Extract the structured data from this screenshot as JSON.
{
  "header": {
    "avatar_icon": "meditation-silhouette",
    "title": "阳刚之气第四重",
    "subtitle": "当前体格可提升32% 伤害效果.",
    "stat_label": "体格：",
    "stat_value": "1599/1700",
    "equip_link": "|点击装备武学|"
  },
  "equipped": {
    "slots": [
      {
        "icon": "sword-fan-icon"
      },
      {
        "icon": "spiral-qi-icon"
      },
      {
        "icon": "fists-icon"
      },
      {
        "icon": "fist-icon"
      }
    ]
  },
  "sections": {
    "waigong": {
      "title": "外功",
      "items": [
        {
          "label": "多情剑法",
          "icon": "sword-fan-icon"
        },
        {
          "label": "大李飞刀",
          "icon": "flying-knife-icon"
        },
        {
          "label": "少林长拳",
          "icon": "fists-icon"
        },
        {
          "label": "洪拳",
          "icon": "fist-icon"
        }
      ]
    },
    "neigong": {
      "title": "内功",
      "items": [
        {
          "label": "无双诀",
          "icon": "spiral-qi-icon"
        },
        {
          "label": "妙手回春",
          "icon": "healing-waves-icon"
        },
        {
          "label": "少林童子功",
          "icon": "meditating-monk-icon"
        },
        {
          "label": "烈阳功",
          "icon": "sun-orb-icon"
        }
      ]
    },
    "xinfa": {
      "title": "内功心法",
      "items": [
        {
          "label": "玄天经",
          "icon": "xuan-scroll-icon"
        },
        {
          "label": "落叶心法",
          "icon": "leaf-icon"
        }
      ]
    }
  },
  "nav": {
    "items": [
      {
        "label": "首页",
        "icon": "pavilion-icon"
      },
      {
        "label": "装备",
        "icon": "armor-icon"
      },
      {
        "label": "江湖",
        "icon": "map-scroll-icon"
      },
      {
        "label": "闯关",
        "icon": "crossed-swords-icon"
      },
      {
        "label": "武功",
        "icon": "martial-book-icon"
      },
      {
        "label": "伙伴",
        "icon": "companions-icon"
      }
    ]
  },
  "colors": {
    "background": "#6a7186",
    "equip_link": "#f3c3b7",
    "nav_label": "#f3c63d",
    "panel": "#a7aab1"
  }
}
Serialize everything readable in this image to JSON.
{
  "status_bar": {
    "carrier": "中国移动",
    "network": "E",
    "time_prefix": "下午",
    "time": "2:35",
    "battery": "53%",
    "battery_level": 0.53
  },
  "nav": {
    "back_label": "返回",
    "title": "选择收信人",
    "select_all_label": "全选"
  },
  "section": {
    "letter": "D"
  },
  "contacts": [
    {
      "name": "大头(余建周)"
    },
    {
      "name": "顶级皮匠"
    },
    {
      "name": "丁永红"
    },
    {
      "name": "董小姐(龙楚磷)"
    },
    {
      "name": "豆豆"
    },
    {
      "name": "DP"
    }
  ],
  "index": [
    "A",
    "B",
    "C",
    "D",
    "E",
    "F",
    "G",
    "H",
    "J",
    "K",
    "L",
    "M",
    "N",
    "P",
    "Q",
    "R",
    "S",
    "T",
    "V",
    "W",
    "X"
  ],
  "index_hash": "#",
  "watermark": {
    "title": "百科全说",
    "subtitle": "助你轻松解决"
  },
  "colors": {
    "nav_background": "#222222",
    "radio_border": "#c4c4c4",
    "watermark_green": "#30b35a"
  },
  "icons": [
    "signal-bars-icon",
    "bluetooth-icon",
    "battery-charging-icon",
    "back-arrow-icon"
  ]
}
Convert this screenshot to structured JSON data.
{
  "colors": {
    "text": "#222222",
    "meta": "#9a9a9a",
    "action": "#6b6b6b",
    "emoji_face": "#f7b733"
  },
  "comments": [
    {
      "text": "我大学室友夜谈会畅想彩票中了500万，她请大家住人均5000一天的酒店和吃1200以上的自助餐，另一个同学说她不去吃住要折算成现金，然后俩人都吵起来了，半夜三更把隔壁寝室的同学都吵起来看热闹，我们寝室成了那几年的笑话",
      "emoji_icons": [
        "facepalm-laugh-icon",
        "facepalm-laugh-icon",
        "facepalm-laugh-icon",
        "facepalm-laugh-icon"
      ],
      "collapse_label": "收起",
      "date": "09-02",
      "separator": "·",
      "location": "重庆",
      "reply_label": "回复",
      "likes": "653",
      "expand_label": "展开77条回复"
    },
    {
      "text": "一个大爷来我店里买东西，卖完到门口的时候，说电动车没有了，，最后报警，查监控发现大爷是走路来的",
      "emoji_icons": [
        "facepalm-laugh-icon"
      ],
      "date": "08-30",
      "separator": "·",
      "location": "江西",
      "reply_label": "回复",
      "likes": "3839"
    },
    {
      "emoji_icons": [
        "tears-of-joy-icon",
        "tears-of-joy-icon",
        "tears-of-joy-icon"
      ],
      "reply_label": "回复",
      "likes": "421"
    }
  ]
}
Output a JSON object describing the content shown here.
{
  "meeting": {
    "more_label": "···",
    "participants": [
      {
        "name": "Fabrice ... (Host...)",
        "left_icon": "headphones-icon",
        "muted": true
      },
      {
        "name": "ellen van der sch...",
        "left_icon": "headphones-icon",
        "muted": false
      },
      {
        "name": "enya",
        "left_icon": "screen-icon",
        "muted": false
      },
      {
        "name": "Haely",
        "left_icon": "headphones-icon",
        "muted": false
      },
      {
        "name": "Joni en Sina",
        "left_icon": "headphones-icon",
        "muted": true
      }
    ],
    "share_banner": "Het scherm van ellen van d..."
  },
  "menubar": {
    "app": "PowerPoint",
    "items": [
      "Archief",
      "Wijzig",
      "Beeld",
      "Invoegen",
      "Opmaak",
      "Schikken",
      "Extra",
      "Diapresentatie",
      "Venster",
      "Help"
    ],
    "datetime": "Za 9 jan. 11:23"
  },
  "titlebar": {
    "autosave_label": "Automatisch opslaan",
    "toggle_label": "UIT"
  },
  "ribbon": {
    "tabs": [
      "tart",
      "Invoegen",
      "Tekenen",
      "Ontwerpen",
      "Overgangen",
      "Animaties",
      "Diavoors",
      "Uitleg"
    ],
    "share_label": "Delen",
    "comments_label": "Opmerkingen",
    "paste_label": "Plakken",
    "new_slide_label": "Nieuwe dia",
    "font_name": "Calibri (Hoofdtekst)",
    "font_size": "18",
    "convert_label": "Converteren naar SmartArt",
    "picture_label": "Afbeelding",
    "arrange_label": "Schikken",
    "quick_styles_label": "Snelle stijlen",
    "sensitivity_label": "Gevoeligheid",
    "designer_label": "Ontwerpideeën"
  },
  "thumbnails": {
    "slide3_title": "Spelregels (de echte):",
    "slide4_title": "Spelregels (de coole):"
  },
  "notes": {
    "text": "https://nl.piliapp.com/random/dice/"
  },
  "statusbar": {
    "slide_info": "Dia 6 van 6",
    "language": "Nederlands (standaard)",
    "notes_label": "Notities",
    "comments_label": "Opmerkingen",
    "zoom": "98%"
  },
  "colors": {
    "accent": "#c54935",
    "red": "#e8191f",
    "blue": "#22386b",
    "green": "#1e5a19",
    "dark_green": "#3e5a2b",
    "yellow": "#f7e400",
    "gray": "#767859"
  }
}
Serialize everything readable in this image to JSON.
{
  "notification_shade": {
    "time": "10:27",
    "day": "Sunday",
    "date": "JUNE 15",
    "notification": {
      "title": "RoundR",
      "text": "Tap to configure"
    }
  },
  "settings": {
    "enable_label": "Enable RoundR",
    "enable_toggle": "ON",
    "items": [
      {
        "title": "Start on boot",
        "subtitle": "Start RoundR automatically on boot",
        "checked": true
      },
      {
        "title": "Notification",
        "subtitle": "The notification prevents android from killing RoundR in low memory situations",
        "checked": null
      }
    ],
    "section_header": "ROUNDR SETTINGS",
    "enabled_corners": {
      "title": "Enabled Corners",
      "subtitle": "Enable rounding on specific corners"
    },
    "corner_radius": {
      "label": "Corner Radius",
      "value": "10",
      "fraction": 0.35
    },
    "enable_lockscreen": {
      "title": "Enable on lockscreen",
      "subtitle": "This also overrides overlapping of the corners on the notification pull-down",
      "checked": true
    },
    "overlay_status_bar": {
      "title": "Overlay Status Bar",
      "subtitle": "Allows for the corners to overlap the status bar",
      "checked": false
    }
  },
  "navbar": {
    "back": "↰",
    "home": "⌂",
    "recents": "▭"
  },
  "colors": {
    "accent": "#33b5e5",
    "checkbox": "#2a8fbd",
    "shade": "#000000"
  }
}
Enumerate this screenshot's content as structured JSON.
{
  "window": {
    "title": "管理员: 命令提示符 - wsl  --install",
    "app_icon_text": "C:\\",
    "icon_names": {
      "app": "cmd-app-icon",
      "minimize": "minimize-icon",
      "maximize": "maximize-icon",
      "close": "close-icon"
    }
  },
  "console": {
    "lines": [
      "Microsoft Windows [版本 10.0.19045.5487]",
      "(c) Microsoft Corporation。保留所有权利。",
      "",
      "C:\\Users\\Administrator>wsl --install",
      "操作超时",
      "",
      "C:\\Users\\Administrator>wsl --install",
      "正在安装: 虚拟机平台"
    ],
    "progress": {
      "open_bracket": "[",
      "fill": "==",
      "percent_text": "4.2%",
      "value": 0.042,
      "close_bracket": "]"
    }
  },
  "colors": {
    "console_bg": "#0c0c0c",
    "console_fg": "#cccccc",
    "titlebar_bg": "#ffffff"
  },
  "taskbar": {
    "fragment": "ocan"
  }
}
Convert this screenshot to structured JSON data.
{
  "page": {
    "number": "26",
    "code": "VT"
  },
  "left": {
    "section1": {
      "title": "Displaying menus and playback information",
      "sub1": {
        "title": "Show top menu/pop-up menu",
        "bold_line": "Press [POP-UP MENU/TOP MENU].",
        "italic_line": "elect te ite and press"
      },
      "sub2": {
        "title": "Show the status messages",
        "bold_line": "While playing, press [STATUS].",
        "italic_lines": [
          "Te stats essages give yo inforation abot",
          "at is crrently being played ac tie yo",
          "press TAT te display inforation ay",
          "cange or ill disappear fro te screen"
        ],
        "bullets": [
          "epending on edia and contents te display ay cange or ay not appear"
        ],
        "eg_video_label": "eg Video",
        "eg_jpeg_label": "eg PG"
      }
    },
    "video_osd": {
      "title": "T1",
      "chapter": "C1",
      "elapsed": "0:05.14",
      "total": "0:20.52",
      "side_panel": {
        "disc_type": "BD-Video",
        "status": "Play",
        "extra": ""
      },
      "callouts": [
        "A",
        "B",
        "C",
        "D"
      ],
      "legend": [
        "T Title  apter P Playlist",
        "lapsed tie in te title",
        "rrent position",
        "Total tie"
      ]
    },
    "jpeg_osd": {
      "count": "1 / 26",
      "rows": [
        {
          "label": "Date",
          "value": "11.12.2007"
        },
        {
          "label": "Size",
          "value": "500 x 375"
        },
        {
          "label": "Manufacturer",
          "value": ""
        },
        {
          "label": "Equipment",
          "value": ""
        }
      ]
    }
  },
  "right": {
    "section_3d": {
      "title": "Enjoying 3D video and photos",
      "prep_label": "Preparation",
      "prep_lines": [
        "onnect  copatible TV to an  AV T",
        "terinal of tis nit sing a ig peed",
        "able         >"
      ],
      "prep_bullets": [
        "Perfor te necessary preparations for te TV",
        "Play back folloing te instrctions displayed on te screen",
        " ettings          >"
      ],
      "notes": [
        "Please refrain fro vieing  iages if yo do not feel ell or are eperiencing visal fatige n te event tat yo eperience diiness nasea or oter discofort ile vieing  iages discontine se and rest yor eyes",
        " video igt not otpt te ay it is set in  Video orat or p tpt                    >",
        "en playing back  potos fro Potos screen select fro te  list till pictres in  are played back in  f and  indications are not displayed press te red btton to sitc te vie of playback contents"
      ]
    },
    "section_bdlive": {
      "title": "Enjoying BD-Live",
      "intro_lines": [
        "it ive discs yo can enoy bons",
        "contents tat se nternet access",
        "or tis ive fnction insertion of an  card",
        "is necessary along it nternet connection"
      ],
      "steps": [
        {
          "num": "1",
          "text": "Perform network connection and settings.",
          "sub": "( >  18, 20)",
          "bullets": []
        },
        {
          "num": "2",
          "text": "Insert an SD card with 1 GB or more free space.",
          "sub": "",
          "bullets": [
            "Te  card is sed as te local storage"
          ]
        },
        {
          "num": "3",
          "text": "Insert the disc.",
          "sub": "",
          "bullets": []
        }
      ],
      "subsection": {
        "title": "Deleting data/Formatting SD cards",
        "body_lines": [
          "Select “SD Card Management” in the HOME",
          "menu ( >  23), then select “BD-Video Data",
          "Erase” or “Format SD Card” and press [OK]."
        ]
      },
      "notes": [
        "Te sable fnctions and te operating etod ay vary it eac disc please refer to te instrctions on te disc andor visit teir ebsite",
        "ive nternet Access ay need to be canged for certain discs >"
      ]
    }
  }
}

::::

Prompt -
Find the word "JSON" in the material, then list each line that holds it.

Answer for this exercise -
Extract the structured data from this screenshot as JSON.
Serialize everything readable in this image to JSON.
Convert this screenshot to structured JSON data.
Output a JSON object describing the content shown here.
Serialize everything readable in this image to JSON.
Enumerate this screenshot's content as structured JSON.
Convert this screenshot to structured JSON data.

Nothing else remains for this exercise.